Just like previous posters have stated the only thing that I ever really had a problem with are the stickers! I ripped a few of the bears putting them on. And when my daughter learned how to pinch things she pulled off any sticker that was on the inside. However, the shiny stickers held up and stick better than the others! Also the ramps at the gate came off due to the constant in and out of the trunk. They did not break just popped off and I never put them back on.
Overall i love this product! Adjustable to the shape of your liking, lightweight but sturdy enough that it doesnt move as baby bangs and shakes it. Plastic so I feel safe if baby happens to fall or bump into it, and I love the locking door.

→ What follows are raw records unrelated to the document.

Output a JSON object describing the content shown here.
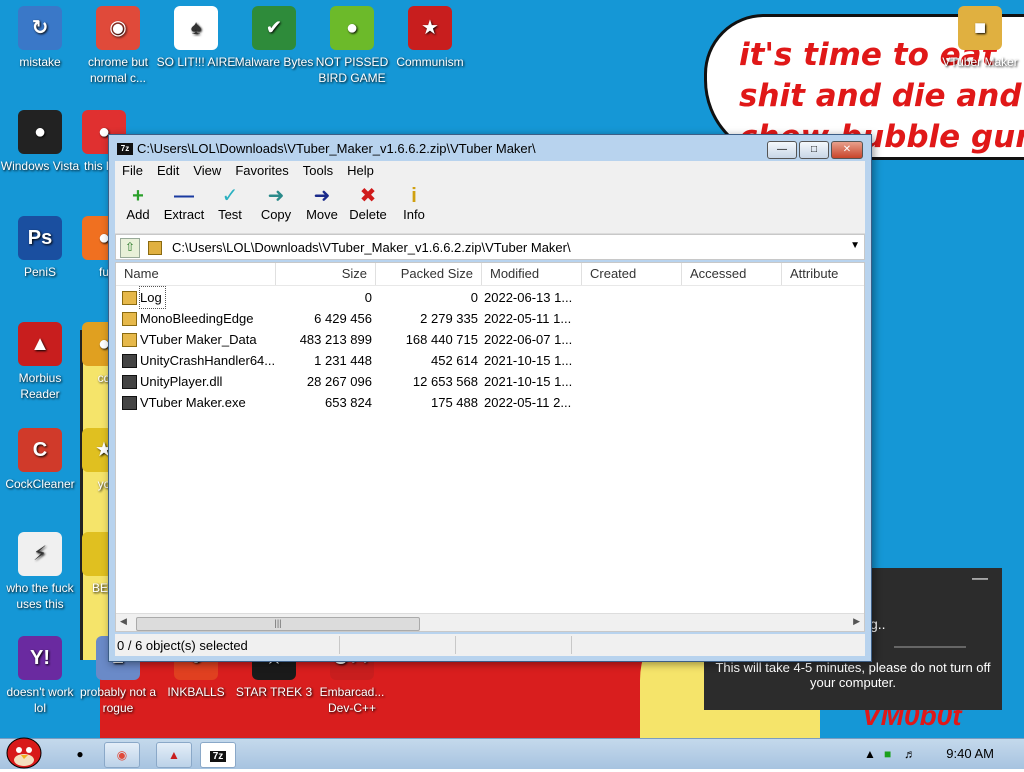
{
  "desktop": {
    "bubble_text": "it's time to eat shit and die and chew bubble gum",
    "corner_logo": "VM0b0t",
    "icons": [
      {
        "label": "mistake",
        "glyph": "↻",
        "color": "#3a78c8"
      },
      {
        "label": "chrome but normal c...",
        "glyph": "◉",
        "color": "#e04a3a"
      },
      {
        "label": "SO LIT!!! AIRE",
        "glyph": "♠",
        "color": "#ffffff"
      },
      {
        "label": "Malware Bytes",
        "glyph": "✔",
        "color": "#2e8b3a"
      },
      {
        "label": "NOT PISSED BIRD GAME",
        "glyph": "●",
        "color": "#6cba2a"
      },
      {
        "label": "Communism",
        "glyph": "★",
        "color": "#c81e1e"
      },
      {
        "label": "VTuber Maker",
        "glyph": "■",
        "color": "#e0b040"
      },
      {
        "label": "Windows Vista",
        "glyph": "●",
        "color": "#222222"
      },
      {
        "label": "this like",
        "glyph": "●",
        "color": "#e03030"
      },
      {
        "label": "PeniS",
        "glyph": "Ps",
        "color": "#1a4fa0"
      },
      {
        "label": "fu",
        "glyph": "●",
        "color": "#f07020"
      },
      {
        "label": "Morbius Reader",
        "glyph": "▲",
        "color": "#c81e1e"
      },
      {
        "label": "cd",
        "glyph": "●",
        "color": "#e0a020"
      },
      {
        "label": "CockCleaner",
        "glyph": "C",
        "color": "#d03a2a"
      },
      {
        "label": "yo",
        "glyph": "★",
        "color": "#e0c020"
      },
      {
        "label": "who the fuck uses this",
        "glyph": "⚡",
        "color": "#f0f0f0"
      },
      {
        "label": "BEE",
        "glyph": "",
        "color": "#e0c020"
      },
      {
        "label": "doesn't work lol",
        "glyph": "Y!",
        "color": "#6a2aa0"
      },
      {
        "label": "probably not a rogue",
        "glyph": "■",
        "color": "#6a8ac8"
      },
      {
        "label": "INKBALLS",
        "glyph": "●",
        "color": "#e04020"
      },
      {
        "label": "STAR TREK 3",
        "glyph": "★",
        "color": "#1a1a1a"
      },
      {
        "label": "Embarcad... Dev-C++",
        "glyph": "C++",
        "color": "#c81e1e"
      }
    ]
  },
  "window": {
    "title": "C:\\Users\\LOL\\Downloads\\VTuber_Maker_v1.6.6.2.zip\\VTuber Maker\\",
    "app_icon": "7z",
    "menu": [
      "File",
      "Edit",
      "View",
      "Favorites",
      "Tools",
      "Help"
    ],
    "toolbar": [
      {
        "label": "Add",
        "glyph": "+",
        "color": "#2aa02a"
      },
      {
        "label": "Extract",
        "glyph": "—",
        "color": "#1a3aa0"
      },
      {
        "label": "Test",
        "glyph": "✓",
        "color": "#2ab0c0"
      },
      {
        "label": "Copy",
        "glyph": "➜",
        "color": "#2a8a8a"
      },
      {
        "label": "Move",
        "glyph": "➜",
        "color": "#1a2a8a"
      },
      {
        "label": "Delete",
        "glyph": "✖",
        "color": "#d01a1a"
      },
      {
        "label": "Info",
        "glyph": "i",
        "color": "#d0a010"
      }
    ],
    "address": "C:\\Users\\LOL\\Downloads\\VTuber_Maker_v1.6.6.2.zip\\VTuber Maker\\",
    "columns": [
      "Name",
      "Size",
      "Packed Size",
      "Modified",
      "Created",
      "Accessed",
      "Attribute"
    ],
    "rows": [
      {
        "name": "Log",
        "type": "folder",
        "size": "0",
        "packed": "0",
        "modified": "2022-06-13 1..."
      },
      {
        "name": "MonoBleedingEdge",
        "type": "folder",
        "size": "6 429 456",
        "packed": "2 279 335",
        "modified": "2022-05-11 1..."
      },
      {
        "name": "VTuber Maker_Data",
        "type": "folder",
        "size": "483 213 899",
        "packed": "168 440 715",
        "modified": "2022-06-07 1..."
      },
      {
        "name": "UnityCrashHandler64....",
        "type": "file",
        "size": "1 231 448",
        "packed": "452 614",
        "modified": "2021-10-15 1..."
      },
      {
        "name": "UnityPlayer.dll",
        "type": "file",
        "size": "28 267 096",
        "packed": "12 653 568",
        "modified": "2021-10-15 1..."
      },
      {
        "name": "VTuber Maker.exe",
        "type": "file",
        "size": "653 824",
        "packed": "175 488",
        "modified": "2022-05-11 2..."
      }
    ],
    "status": "0 / 6 object(s) selected"
  },
  "notification": {
    "partial": "g..",
    "message": "This will take 4-5 minutes, please do not turn off your computer."
  },
  "taskbar": {
    "items": [
      "chrome",
      "winrar",
      "7z"
    ],
    "clock": "9:40 AM"
  }
}
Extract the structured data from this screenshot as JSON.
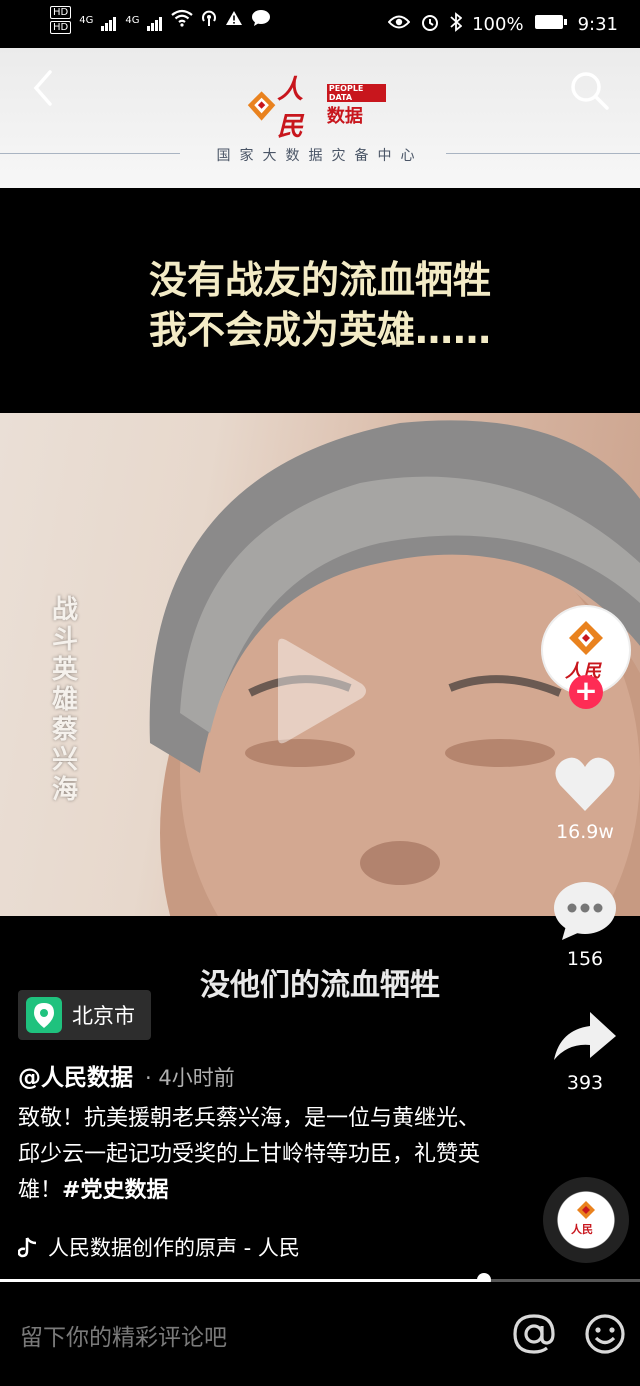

The reason why i didnt give it 5 stars is of the rolling balls. I wish it were made out of sodyer material because if baby happens to fall on it, they could reall get hurt. And the stickers that came with it I didnt put it on because I read it can peel off and mine eats anything he gets in his hads so i thought it's best to leave it out for now. I also took out the phone receiver toy because the baby puts it in his mouth and could get hurt if he fell forward. The best part that I like is I can fit in it too! If the baby cries for me, ill just hop in and lay it out while he plays around.
This large playpen is PERFECT! Just what I was looking for. I wanted one large enough so my 10 month old son could play in it with toys while we went camping, but I didn't want to deal with traveling with gates. This one was super easy & light to transport. Wipes clean very easy. We set it up while camping on the cabin deck and would bring it to the pool during the day and I received complements over and over, worked out perfect with the water table set up inside too ♥️. Even the big kids would climb in to play with the baby.
I cannot stress this enough with regards to any type of baby equipment. The number one priority is that it should be safe! Be sure to read reviews from parents and experts and keep an eye on product recalls. I would strongly recommend never buying a used playpen or playard; baby items are recalled all the time, and you’re much better off getting a new model that is proven to be safe.
Nice to keep baby out of trouble at home. Once he became mobile we had to do an "upgrade" as we noticed he was starting to hit his head on the X shaped metal bars. We tried some alternatives but the best so far was wrapping the metal bars with pool noodles (see picture). You'll need 8 pool noodles and some cuts (buy some extra in case you mess up). Use 2/3 of a pool noodle to wrap the internal bars and the remaining 1/3 to wrap half of the external bar. The pieces will also need a longitudinal cut along the length to fit the bar in. You'll also need some small cuts in the middle of the longer piece to fit the center rivet, where the mesh is attached to the bars. We got the pool noodles at the dollar store nearby for less than $10 and since ... full review